U.S. Classification385/14, 385/49, 257/499
International ClassificationG02B6/12, G02B6/00, G02B6/122, H01L29/00, G02B6/42, G02B6/36, H05K1/02
Cooperative ClassificationG02B6/3692, G02B6/3668, H05K1/0274, G02B6/4214, H05K2203/167, G02B6/3636, G02B6/4249, G02B6/3608, G02B6/3676
European ClassificationH05K1/02G, G02B6/36M2G, G02B6/42C8
Legal Events
DateCodeEventDescription
Aug 30, 2011FPExpired due to failure to pay maintenance fee
Effective date: 20100703
Jul 10, 2011LAPSLapse for failure to pay maintenance fees
Feb 14, 2011REMIMaintenance fee reminder mailed
Jan 21, 2005ASAssignment
Owner name: MATSUSHITA ELECTRIC INDUSTRIAL CO., LTD., JAPAN
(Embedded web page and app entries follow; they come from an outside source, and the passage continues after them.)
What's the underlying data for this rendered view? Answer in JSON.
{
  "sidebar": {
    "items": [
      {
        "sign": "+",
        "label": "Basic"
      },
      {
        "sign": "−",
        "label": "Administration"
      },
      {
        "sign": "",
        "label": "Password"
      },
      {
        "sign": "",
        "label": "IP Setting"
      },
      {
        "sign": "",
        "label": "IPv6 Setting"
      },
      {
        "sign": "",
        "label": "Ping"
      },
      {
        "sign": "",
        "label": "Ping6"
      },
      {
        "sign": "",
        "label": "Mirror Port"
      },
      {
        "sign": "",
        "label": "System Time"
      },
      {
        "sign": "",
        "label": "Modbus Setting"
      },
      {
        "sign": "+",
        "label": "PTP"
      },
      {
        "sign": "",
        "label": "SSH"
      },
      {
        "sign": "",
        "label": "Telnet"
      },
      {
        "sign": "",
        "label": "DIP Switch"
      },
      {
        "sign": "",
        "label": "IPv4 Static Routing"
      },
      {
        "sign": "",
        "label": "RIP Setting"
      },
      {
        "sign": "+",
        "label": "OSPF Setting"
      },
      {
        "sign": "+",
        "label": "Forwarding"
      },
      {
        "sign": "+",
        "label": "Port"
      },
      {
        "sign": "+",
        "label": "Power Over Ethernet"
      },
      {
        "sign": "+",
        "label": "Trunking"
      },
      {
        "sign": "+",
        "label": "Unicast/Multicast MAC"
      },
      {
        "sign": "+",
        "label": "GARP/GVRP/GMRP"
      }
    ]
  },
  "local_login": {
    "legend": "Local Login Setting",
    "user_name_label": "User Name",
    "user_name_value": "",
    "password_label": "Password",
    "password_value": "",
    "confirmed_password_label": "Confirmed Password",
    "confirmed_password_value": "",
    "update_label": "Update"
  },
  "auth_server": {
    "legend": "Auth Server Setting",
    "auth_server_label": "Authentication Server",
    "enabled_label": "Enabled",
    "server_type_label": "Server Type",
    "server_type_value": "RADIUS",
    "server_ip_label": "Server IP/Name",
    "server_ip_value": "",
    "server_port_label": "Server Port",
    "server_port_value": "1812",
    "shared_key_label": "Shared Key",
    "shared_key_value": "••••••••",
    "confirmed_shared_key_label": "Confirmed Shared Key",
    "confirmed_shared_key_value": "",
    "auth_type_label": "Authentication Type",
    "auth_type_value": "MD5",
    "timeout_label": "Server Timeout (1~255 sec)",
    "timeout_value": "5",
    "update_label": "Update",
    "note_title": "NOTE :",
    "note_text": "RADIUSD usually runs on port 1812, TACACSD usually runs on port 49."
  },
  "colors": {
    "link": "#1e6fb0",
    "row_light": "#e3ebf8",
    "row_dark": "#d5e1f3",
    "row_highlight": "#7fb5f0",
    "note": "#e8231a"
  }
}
Free format text: ASSIGNMENT OF ASSIGNORS INTEREST;ASSIGNORS:KARASHIMA, SEIJI;NAKATANI, SEIICHI;SUGAYA, YASUHIRO;AND OTHERS;REEL/FRAME:016222/0441
Effective date: 20050120